Many of our parent friends in two-bedroom apartments eventually make the Great Compromise if they have two kids: they turn the master bedroom into the shared kids room and take the smaller bedroom for themselves, on the basis (I guess) that parents can co-exist more comfortably in a smaller space than two children (and legos, never forget the legos).
Not gonna happen here. Call me selfish but Husband and I shared a very small bedroom once upon a time (and one small closet, but that memory surfaces only in nightmares) and we damn near killed each other. We need those precious feet of extra space around the bed for our own adult version of Very Important Stuff.
So Caleb, my beloved second son, stays on the bottom “bunk,” as it were. He helped to choose the right mattress at Ikea, grudgingly (we took him away from playing with the toys in the kids section), and was thrilled to see the toddler bed be dismantled and stowed away to give to his cousin. He loved the “big boy” sheets, and chose all his favorite stuffed animals to keep him company at the foot of the bed. And he loves the fact that in the morning, Liam now climbs down and snuggles with Caleb in his bed, instead of Caleb always having to climb up to Liam’s bed. (Great parenting mystery eight-thousand-and-forty-two: why can my children play together so happily while I’m asleep but as soon as I wake up, they try to kill each other? Clearly, I should stop getting out of bed in the morning, maybe ever, for that matter.)
Caleb, in other words, loves this new arrangement. True to form, however, his mother has reservations: she can’t help seeing, in Caleb’s new sleeping quarters, shades of a Potter-esque “cupboard under the stairs.” I can almost imagine Caleb’s therapy sessions later in life: “Yeah, so I slept under my brother’s bed, on a mattress on the floor…”
Somehow, the toddler bed, with its little white slats, seemed cosier than this new set-up. But when I see Caleb scrunching happily into his covers or burying himself in his stuffed animals, I realize that he feels plenty cosy.
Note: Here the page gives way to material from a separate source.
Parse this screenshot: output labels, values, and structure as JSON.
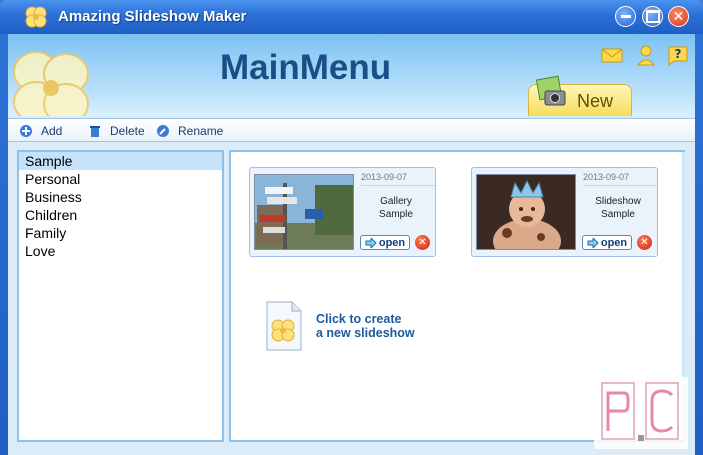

I’m the one waxing nostalgic for the little toddler bed and I realize that my reservations have nothing to do with the mattress on the floor, or bunk-beds, or my wish for a third bedroom. It’s the fact that Caleb is five, hurtling into boyhood without so much as a backward glance.